When an Ex Defaults on Debt After Divorce
As part of the division of property in divorce, the marital debt will also have to be split between the parties. The court will determine how this debt is to be split up when couples cannot come to an agreement on their own, and the final determinations will be detailed in the divorce decree.
Just because a divorce decree orders one party to repay certain debts, however, does not mean that:
- This party will, in fact, be diligent about repayment.
- The other party will be off of the hook for repayment, as creditors can legally still come after both parties associated with joint debts regardless of what the finaldivorce decree states.
So, what happens when an ex fails to live up to his or her obligations to repay certain marital debts following divorce? What are your options if this happens to you?After Exes Default
If your ex has anchored you with the debt (s)he was supposed to cover as part of the terms of your divorce, some of your options for dealing with the situation include (but may not be limited to):
- Filing a motion with the court to indicate that an ex is violating a final divorce decree – The court can take further action, such as deeming someone in contempt, imposing fines, etc., when appropriate.
- Asking for a verification of the debt – Just because you were notified that you owe money on an ex’s debt does not make that debt valid (or the creditor legitimate). So request a verification of the debt.
- Paying it off – If the debt is legitimate and your ex has left you in lurch as the sole party that creditors can come after for repayment (because, for instance, (s)he has filed for bankruptcy), one option is to simply pay off the debt in full if you are able to. The longer you wait to take action, more interest will accrue, increasing the debt. If you can’t pay it off, however, consider either of the next options, which involve…
- Negotiating a settlement – Another possibility may be to try to work out a settlement with the creditor. These companies would rather get something (as opposed to losing out altogether), and they can be more willing to accept a settlement for less than the full amount of the debt when people are able to pay them off relatively soon (like within 30 to 60 days in some cases).
- Considering other debt relief options – If your divorce has left you as financially distressed as an ex who has defaulted on debt, it may be time to consider other professional debt relief options, such as bankruptcy. Discussing your situation with an attorney first is advisable.
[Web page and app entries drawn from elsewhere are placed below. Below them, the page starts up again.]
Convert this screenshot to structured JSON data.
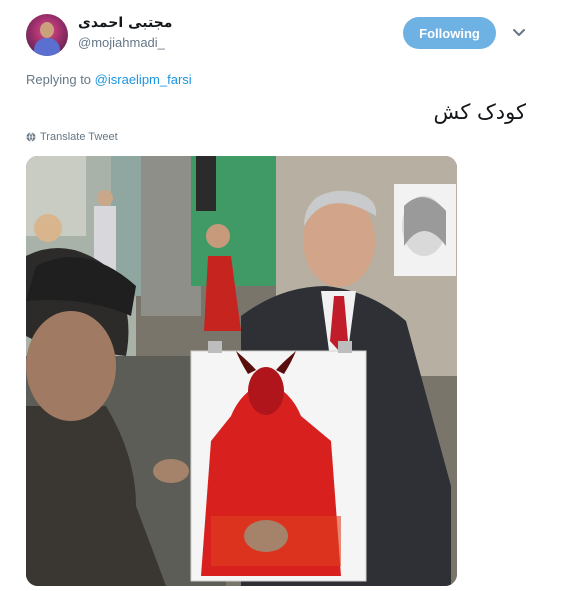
{
  "tweet": {
    "author_name": "مجتبی احمدی",
    "author_handle": "@mojiahmadi_",
    "follow_label": "Following",
    "replying_prefix": "Replying to",
    "replying_mention": "@israelipm_farsi",
    "text": "کودک کش",
    "translate_label": "Translate Tweet"
  },
  "icons": {
    "caret": "chevron-down-icon",
    "globe": "globe-icon"
  },
  "colors": {
    "follow_bg": "#6eb1e3",
    "mention": "#1b95e0",
    "muted": "#657786"
  }
}
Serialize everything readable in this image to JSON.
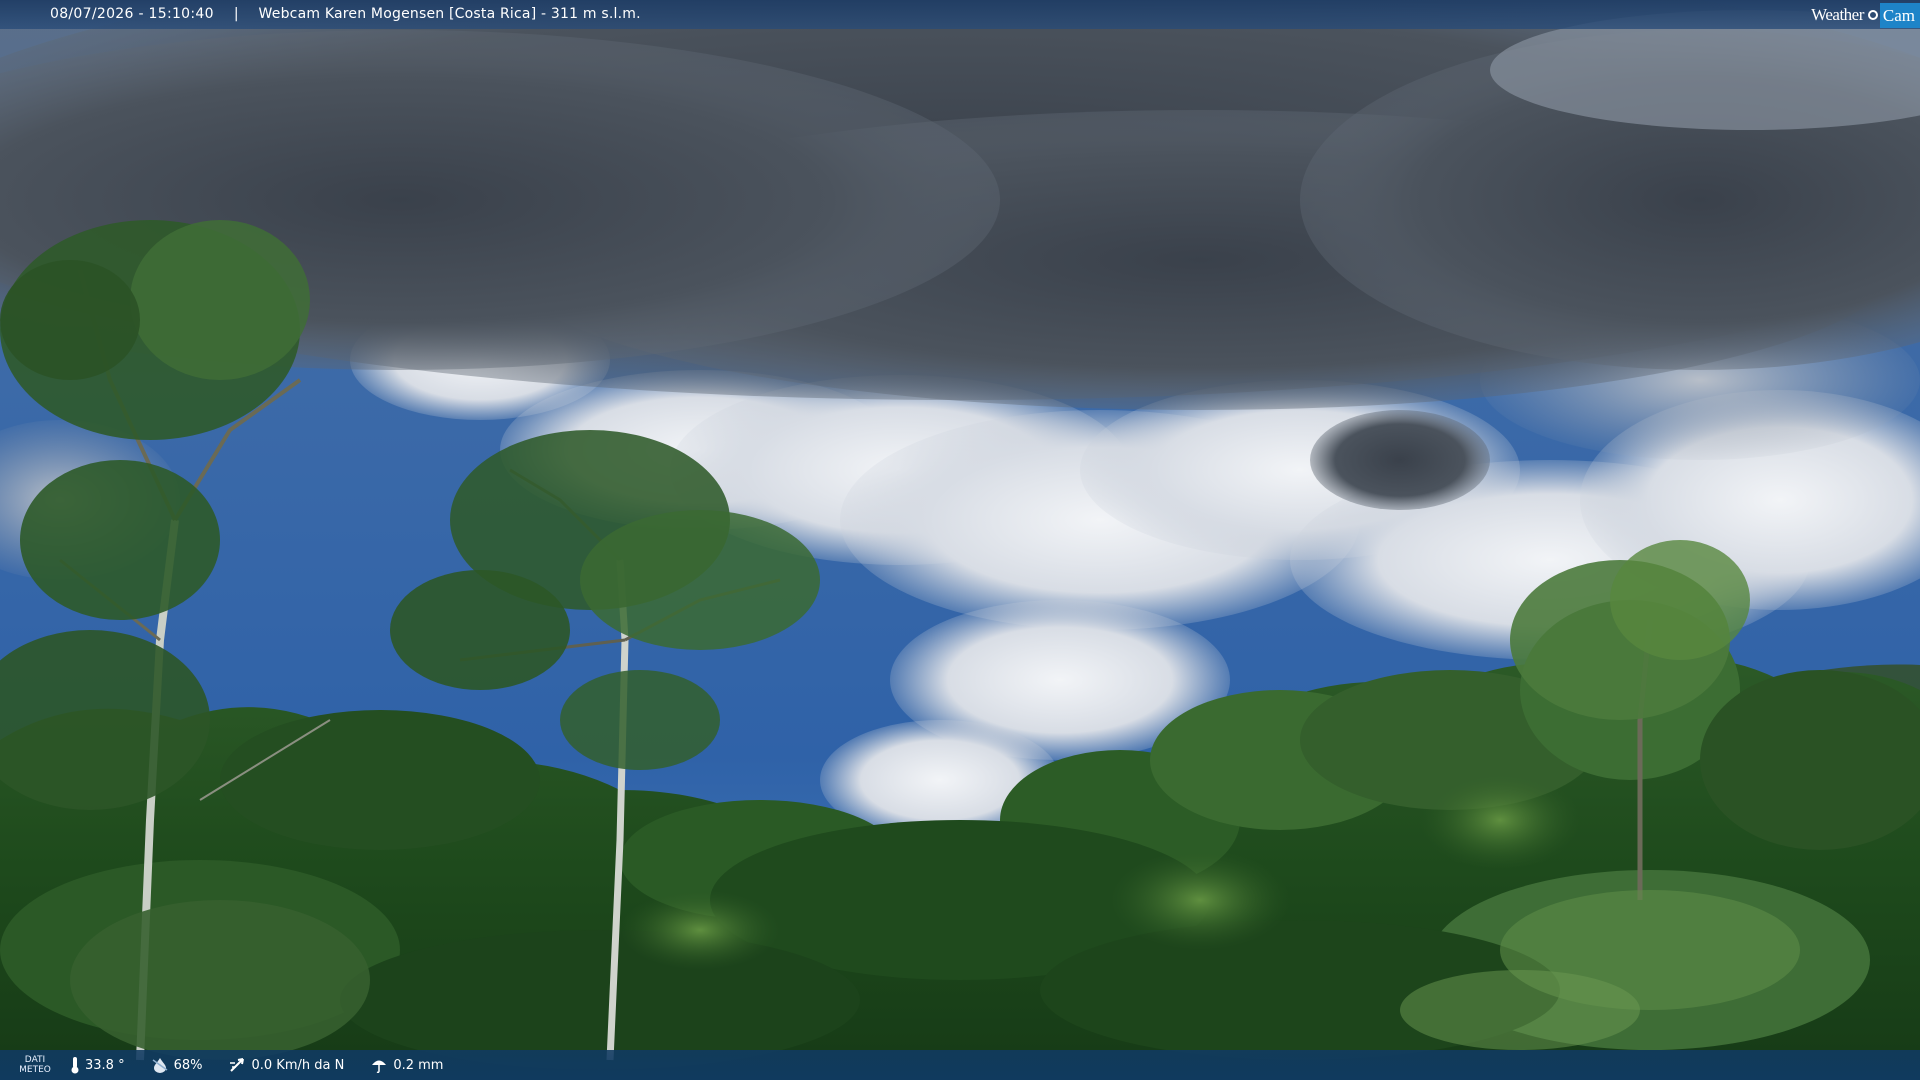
{
  "header": {
    "timestamp": "08/07/2026 - 15:10:40",
    "separator": "|",
    "camera_title": "Webcam Karen Mogensen [Costa Rica] - 311 m s.l.m."
  },
  "logo": {
    "word_left": "Weather",
    "word_right": "Cam",
    "accent_color": "#1e84c8"
  },
  "weather_bar": {
    "label_line1": "DATI",
    "label_line2": "METEO",
    "temperature": "33.8 °",
    "humidity": "68%",
    "wind": "0.0 Km/h da N",
    "rain": "0.2 mm",
    "icons": [
      "thermometer-icon",
      "humidity-icon",
      "wind-icon",
      "rain-icon"
    ]
  },
  "colors": {
    "bar_background": "#103a62",
    "sky_blue": "#3b6fb3",
    "cloud_dark": "#3e4550",
    "foliage": "#1f4a1c"
  }
}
When you are serious about protecting your interests in divorce, you can rely on Scottsdale Divorce Attorney Karen Schoenau. Since 1987, Karen Schoenau has been committed to helping people resolve their important family law matters, including complex cases related to divorce, custody, paternity and other issues.
To receive professional advice and learn more about how we can help you, schedule an initial consultation with Attorney Karen Schoenau. You can set up this meeting by calling 480-209-1918or by emailing us using the drop-down contact form at the top of this page.